Specific vulnerabilities uncovered were not detailed in the report because of the sensitive nature of the information. However, specific details were provided to MassHealth so it may address the issues. In response to the report, MassHealth described corrective actions it had taken or planned to take in response to the vulnerabilities.

States adopting ACA’s health care provisions provide more access to care

The Patient Protection and Affordable Care Act (ACA) (P.L. 111-148) “has significantly affected health insurance coverage and access among U.S. adults. However, the law gives states flexibility in implementing certain provisions, leading to wide variations between states in consumers’ experience,” according to a report issued on March 22, 2017, by the Commonwealth Fund.

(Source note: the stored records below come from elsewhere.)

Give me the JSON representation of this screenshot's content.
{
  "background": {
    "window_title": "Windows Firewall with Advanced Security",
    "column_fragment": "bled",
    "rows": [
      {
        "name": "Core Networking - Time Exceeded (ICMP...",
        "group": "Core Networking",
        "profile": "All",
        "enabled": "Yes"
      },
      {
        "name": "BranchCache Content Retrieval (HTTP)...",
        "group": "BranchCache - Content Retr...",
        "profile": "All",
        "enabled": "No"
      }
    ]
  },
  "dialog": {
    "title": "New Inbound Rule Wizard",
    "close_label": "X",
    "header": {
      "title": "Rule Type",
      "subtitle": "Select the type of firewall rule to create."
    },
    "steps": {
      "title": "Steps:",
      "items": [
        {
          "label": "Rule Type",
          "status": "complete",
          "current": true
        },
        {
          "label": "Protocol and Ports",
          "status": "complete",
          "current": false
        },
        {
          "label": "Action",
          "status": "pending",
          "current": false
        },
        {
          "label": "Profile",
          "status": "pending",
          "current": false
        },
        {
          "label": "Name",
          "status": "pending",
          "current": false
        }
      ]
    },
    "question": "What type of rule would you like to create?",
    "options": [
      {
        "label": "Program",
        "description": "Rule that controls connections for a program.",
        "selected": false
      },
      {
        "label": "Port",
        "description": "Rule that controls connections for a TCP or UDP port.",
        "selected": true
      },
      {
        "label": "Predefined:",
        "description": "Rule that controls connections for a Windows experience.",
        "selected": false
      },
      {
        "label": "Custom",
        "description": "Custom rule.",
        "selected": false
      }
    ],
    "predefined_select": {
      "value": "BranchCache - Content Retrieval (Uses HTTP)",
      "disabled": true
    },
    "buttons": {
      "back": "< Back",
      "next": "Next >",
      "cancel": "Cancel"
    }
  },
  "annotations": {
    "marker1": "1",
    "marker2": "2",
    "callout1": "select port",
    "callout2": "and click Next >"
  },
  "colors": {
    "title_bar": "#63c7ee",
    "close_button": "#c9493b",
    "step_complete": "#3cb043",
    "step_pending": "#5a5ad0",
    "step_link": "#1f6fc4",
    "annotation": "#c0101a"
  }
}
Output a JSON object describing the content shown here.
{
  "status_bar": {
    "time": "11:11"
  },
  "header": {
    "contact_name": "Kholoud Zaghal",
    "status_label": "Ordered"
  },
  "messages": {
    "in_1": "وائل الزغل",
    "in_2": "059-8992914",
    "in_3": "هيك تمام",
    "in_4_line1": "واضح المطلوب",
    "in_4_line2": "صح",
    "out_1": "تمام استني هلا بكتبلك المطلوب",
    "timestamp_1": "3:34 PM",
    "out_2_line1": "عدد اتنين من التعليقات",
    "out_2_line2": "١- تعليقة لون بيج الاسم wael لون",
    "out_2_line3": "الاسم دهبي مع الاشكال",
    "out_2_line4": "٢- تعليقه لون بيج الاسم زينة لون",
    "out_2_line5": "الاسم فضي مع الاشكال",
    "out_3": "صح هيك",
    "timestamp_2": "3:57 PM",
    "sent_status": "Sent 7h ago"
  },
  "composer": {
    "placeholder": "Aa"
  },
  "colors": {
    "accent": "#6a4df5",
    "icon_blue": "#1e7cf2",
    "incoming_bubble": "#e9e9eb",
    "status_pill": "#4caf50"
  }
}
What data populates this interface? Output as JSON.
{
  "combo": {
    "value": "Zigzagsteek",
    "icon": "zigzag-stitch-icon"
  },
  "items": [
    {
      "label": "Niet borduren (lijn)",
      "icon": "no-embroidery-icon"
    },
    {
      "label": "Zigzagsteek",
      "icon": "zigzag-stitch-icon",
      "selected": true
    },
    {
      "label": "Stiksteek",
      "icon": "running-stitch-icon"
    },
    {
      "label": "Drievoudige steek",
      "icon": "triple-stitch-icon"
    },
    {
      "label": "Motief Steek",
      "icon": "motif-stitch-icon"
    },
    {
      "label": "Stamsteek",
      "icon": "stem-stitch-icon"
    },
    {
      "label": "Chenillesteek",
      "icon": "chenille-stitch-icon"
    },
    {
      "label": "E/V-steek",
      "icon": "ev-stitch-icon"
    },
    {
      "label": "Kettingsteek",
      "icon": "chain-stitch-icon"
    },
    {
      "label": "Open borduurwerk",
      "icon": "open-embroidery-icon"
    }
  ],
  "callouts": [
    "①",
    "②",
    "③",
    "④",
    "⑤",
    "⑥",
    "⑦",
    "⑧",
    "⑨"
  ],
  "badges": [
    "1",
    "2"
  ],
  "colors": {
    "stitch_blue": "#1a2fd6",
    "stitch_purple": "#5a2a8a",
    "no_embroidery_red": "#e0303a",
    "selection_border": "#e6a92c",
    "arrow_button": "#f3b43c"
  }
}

The Commonwealth Fund analyzed the Commonwealth Fund Biennial Health Insurance Survey, 2016, which was conducted by Princeton Survey Research Associates International, to compare the differences in insurance coverage, access to care, costs of care, and medical bill and debt problems in California, Florida, New York, and Texas, the nation’s four largest states.

Findings

The uninsured rate has fallen in all four states since 2012. The report noted the following variations for 2016:

  • The uninsured rates among adults age 19 to 64 varied from 7 percent in New York and 10 percent in California to 16 percent in Florida and 25 percent in Texas.
  • The proportions of residents reporting problems getting needed care because of cost was significantly lower in California and New York than in Florida and Texas.
  • Lower percentages of Californians and New Yorkers reported having a medical bill problem in the past 12 months or have accrued medical debt compared to Floridians and Texans.
  • The uninsured rates for young adults were 8 percent in California, 10 percent in New York, 23 percent in Florida, and 30 percent in Texas.
  • The uninsured rates for adults with incomes below the federal poverty level were 9 percent in California, 15 percent in New York, 22 percent in Florida, and 39 percent in Texas.
  • Adults in small firms are more likely to be uninsured in Florida (24 percent) and Texas (37 percent) than in California (14 percent) or New York (12 percent).
  • Cost-related access problems impacted 28 percent of Californians, 29 percent of New Yorkers, 41 percent of Floridians, and 45 percent of Texans.
  • Medical debt impacted 29 percent of Californians and New Yorkers, while 41 percent of Floridians and 44 percent of Texans were impacted by medical debt.

Factors influencing variations

Factors that might explain the variations include (1) whether the state expanded Medicaid eligibility, (2) whether it ran its own health insurance marketplace, (3) what the uninsured rate was prior to the ACA, (4) differences in the cost protections provided by private health plans; and (5) demographic differences.

California and New York both operate their own health insurance marketplaces and have expanded eligibility for Medicaid to adults with incomes at or below the federal poverty level. Florida and Texas use the federal marketplace to enroll residents in health plans and did not expand Medicaid eligibility. In addition, the report noted that the higher rate of insurance coverage and lower deductibles in California and New York likely played a role in the two states’ lower rates of cost-related access problems.

Although Florida and Texas experienced enrollments in private plans through the health insurance marketplace, they have made less progress covering uninsured residents. Of the four states included in the report, Texas had the highest uninsured rate in every age group for 2016. A contributing factor for Texas’ higher uninsured rate is the number of undocumented immigrants residing in Texas. The ACA does not provide access to any new coverage options for undocumented immigrants.